And finally….

AL HADIDIYA:
June 2011, and again in November 2011

In June 2011, 40 people including 15 children were made homeless in Al Hadidiya.  See Fact Sheet 2011 02 on the EAPPI website:

Last week we heard that the Israeli authorities handed over demolition orders that target 17 structures and will affect 72 people, including women and children, in Al HadidiyaThese demolitions were due on 18 November 2011.  However we contacted our respective national representative offices, and so far the demolitions have not yet taken place.  We hope….

(See also my post on Pending demolitions in the Jordan Valley for details on Al Hadidiya)

More on demolitions:

Sometimes the Israeli Defense Force demolishes Palestinian structures without orders to do so as in September 2011 when they destroyed six water wells in An Nassariya.  (See my post All we have in our hands are plants.)

Are the demolitions of Palestinian structures perhaps on the decrease?

I wish I could say yes. However house demolitions in 2011 were 80% more than in 2010.

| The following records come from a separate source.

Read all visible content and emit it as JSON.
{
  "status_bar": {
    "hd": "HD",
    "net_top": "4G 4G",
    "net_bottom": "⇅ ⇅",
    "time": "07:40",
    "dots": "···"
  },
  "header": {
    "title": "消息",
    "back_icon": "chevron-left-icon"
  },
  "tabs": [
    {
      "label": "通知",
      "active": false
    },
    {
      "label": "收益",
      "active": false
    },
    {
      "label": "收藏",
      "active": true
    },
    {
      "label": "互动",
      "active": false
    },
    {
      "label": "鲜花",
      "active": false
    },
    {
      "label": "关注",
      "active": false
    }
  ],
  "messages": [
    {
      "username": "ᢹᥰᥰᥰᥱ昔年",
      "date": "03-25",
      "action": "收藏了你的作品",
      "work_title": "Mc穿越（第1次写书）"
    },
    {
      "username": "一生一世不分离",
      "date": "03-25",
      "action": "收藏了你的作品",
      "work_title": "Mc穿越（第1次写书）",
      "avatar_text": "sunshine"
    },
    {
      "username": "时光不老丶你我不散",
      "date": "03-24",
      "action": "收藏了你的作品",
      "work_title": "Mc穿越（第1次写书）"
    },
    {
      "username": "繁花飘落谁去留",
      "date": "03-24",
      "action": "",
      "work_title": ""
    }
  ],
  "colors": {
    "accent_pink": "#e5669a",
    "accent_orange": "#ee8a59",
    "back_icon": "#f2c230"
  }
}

This trend continues in 2012. 120 Palestinian structures were demolished in the first two months of the year, including 36 homes.  Remember that it is winter and very, very cold. On average over 25% more people were displaced per month in 2012 than in 2011 (125% more than the average per month in 2009).

By March 2012, whole towns were under threat of being demolished by Israel (Al ‘Aqaba in the Jordan Valley and Susiya in South Hebron Hills).

More photos by EAPPI on recent demolitions.  

United Nations Office for the Co-ordination of Humanitarian Affairs in the occupied territories of Palestine: Statistics and more information

Al ‘Aqaba in the Jordan Valley

Susiya in South Hebron Hills



IDF soldiers beat children in Hebron

22/10/11
Israeli soldiers beat seven children at a checkpoint near the Cordoba School in Hebron last week.

Ecumenical Accompaniers from EAPPI were called to the scene and were informed that Israeli Soldiers refused to allow teachers to pass through the gate next to the container at Checkpoint 56.

A new military commander in the area had decided that teachers must pass through the metal detector at the checkpoint, contrary to previous agreements. The teachers refused, and stood in protest. When the children realized why their teachers were not in class, they went back to the checkpoint and joined them in solidarity. Soldiers began hitting children with their rifle butts and kicking them in the legs to disperse the crowd, hospitalizing six girls and one boy, aged between nine and 13.

Soldiers also kicked Ms. Ebtisam Al-Junaidi, Principle of the Cordoba School, in the legs but she was not hospitalized.

Click here to view a short video of the incident.

NOTE: Teachers have been coming to the checkpoint everyday since this incident happened to protest the new military measure.

THE RIGHT TO EDUCATION:

The right to education is protected under Article 26 of the Universal Declaration of Human Rights (1948), the International Covenant on Economic, Social And Cultural Rights (1966), the Convention on the Elimination Of All Forms Of Discrimination Against Women (1979), and the Convention On The Rights of The Child (1989). Teachers and students should be guaranteed free access to educational institutions, regardless of their ethnic and religious background.